> _WHAT YOU NEED TO DO_
Extract each line of the records below that contains the word "Sigri".

RECORDS SHOWN Start Marker

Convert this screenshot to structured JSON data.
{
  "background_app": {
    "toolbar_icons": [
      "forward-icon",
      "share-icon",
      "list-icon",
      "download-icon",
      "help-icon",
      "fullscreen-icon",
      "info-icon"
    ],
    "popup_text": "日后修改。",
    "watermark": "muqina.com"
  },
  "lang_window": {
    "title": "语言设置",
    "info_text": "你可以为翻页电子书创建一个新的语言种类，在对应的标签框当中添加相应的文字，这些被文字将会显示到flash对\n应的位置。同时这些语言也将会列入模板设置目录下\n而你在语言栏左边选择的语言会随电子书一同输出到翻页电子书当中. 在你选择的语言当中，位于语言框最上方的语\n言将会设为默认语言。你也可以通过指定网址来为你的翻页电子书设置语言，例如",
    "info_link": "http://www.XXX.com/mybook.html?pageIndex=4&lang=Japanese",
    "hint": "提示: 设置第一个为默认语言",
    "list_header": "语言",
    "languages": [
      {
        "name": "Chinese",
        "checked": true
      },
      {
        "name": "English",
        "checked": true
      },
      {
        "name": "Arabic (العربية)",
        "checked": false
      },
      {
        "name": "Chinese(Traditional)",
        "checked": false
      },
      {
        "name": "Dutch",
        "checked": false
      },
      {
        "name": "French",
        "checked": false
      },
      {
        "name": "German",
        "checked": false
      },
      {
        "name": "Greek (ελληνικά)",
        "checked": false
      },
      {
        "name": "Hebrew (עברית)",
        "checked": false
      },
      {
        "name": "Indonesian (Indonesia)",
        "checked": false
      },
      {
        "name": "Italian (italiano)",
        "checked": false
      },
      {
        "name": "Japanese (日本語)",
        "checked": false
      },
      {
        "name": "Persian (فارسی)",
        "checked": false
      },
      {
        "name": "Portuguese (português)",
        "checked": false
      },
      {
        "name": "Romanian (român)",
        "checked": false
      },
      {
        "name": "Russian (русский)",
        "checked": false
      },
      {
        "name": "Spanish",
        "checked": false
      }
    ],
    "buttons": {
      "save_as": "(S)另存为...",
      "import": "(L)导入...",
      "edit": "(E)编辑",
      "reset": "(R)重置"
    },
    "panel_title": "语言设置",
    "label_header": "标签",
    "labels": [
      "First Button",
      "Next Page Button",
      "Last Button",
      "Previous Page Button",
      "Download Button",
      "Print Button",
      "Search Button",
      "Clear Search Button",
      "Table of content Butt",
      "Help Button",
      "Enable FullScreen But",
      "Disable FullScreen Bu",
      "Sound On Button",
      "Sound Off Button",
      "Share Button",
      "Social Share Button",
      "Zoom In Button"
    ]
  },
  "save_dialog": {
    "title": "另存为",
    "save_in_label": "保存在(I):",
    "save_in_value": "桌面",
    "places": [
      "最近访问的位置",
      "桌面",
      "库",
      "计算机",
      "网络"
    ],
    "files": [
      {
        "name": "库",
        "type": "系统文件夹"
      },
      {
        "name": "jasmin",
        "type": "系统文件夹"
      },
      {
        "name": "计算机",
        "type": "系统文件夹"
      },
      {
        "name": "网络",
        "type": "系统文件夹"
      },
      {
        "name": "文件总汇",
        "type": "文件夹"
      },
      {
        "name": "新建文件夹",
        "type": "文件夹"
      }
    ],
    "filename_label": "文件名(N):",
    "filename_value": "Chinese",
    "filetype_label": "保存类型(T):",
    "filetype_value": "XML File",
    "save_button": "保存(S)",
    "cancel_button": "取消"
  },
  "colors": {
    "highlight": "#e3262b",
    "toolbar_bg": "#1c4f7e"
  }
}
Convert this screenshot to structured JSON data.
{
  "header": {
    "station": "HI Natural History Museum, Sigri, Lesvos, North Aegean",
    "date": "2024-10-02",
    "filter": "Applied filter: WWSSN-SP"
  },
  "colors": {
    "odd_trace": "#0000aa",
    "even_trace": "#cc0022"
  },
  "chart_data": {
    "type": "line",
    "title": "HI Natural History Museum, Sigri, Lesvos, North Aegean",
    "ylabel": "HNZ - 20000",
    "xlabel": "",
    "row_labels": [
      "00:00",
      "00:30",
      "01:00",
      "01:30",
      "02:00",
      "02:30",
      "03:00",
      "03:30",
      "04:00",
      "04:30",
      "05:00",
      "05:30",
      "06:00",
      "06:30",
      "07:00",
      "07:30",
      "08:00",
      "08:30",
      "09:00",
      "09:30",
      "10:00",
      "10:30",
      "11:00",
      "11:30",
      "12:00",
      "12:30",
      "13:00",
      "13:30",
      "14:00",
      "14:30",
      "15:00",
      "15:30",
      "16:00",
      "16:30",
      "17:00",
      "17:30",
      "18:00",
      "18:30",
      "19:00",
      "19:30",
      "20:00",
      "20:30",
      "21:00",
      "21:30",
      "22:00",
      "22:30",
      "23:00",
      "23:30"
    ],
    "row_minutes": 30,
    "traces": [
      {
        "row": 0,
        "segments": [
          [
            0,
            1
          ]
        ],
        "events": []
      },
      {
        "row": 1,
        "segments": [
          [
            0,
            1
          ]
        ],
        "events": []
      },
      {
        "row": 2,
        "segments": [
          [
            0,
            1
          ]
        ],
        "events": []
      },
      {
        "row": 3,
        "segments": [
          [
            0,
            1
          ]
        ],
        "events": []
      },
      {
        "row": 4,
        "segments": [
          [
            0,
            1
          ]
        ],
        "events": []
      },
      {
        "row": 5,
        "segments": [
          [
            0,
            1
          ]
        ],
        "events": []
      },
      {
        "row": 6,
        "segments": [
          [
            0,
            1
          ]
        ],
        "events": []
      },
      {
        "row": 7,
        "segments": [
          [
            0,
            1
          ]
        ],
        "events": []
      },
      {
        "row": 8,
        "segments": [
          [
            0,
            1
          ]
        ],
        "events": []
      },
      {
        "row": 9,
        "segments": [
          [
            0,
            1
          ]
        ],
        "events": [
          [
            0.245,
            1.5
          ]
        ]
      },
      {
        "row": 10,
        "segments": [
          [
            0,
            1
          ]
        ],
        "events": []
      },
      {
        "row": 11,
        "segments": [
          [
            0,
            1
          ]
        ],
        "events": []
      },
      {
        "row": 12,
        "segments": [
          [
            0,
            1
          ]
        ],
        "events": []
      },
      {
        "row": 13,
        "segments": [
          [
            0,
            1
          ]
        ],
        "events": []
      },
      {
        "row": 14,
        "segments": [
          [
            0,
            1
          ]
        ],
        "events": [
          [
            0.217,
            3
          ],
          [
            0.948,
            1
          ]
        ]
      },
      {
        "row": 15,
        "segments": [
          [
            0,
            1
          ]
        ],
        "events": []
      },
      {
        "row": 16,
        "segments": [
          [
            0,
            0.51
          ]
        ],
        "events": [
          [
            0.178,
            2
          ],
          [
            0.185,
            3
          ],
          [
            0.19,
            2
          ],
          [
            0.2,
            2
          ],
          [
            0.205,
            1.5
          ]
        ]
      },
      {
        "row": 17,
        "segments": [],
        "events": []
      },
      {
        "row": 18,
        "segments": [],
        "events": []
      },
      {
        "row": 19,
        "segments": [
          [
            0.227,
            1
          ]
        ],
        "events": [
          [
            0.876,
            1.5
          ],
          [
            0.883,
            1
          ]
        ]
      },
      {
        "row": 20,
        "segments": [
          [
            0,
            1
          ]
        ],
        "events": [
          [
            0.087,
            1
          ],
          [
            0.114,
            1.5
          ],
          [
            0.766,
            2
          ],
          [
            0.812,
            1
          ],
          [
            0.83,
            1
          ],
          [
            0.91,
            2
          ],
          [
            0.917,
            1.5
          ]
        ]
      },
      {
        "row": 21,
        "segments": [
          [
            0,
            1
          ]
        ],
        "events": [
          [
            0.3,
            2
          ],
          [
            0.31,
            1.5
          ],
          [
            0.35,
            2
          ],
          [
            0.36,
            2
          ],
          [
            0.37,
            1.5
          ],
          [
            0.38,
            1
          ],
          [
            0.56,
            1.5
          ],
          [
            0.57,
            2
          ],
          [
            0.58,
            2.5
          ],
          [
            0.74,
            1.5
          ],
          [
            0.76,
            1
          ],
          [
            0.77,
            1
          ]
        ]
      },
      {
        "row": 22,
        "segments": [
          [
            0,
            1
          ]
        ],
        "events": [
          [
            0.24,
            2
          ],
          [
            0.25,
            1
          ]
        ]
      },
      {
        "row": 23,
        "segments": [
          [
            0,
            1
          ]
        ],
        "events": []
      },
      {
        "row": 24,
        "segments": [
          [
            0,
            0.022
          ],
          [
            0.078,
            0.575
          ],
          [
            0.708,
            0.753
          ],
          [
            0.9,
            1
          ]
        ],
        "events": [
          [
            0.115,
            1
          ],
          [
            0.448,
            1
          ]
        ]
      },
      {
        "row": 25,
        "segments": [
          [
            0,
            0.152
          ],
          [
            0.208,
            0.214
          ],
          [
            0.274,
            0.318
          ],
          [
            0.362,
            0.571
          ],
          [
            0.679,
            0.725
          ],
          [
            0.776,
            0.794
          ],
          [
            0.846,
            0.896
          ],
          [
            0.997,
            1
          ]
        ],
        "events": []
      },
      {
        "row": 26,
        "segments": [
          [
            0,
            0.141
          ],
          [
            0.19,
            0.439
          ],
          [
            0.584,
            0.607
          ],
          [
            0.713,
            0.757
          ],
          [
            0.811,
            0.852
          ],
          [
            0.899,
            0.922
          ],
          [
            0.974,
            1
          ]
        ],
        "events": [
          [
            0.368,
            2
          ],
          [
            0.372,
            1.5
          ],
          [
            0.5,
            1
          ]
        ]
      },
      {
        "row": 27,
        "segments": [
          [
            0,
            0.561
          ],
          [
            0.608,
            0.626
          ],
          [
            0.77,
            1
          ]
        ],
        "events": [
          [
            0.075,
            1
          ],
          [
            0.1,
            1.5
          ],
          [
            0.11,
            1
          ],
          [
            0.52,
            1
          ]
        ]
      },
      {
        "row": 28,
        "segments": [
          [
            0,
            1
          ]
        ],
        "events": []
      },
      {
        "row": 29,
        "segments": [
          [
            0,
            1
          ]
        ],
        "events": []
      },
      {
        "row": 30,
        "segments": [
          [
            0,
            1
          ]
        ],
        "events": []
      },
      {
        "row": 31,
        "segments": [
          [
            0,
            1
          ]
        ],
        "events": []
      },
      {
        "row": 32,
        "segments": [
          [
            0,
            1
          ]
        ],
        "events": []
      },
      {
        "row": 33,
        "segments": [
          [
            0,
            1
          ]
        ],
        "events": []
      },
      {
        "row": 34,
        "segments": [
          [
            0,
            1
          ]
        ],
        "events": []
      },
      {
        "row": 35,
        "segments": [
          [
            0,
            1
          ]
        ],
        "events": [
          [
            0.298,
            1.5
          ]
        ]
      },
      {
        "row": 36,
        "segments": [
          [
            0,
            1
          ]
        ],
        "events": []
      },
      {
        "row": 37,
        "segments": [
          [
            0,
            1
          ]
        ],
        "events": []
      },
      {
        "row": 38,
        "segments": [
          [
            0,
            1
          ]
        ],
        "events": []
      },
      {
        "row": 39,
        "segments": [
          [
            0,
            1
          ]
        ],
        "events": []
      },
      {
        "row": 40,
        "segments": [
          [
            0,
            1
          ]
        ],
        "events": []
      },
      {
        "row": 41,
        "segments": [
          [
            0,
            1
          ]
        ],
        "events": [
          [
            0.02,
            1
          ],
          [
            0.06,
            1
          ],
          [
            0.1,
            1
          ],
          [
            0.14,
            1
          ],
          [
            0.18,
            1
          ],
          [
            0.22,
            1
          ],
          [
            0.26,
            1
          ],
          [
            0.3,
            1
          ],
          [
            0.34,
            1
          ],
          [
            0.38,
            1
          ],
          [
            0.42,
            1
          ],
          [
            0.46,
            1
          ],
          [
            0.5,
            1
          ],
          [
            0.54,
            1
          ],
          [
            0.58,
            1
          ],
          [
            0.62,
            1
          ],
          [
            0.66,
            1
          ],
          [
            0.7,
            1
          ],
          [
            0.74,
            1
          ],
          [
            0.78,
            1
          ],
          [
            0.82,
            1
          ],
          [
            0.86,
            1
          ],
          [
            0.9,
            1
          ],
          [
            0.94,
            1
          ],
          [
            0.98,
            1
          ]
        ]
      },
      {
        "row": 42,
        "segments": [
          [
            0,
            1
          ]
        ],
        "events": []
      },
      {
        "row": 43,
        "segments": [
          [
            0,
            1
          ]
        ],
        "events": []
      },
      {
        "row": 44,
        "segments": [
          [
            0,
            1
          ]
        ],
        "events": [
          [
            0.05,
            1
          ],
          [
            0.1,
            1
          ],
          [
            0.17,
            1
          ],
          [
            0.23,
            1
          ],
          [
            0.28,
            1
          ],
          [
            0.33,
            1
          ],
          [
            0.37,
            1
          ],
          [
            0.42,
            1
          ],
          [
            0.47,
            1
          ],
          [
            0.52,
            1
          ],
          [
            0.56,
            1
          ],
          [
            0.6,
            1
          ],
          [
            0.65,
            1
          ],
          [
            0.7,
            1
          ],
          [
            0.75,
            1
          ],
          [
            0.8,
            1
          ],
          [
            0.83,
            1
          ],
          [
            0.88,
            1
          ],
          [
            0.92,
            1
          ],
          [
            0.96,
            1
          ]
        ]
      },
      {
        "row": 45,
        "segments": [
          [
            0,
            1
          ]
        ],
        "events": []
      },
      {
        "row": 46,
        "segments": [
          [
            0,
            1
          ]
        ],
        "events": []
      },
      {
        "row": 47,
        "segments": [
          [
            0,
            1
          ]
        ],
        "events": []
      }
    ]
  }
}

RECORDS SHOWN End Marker

> _EXPECTED ANSWER_
    "station": "HI Natural History Museum, Sigri, Lesvos, North Aegean",
    "title": "HI Natural History Museum, Sigri, Lesvos, North Aegean",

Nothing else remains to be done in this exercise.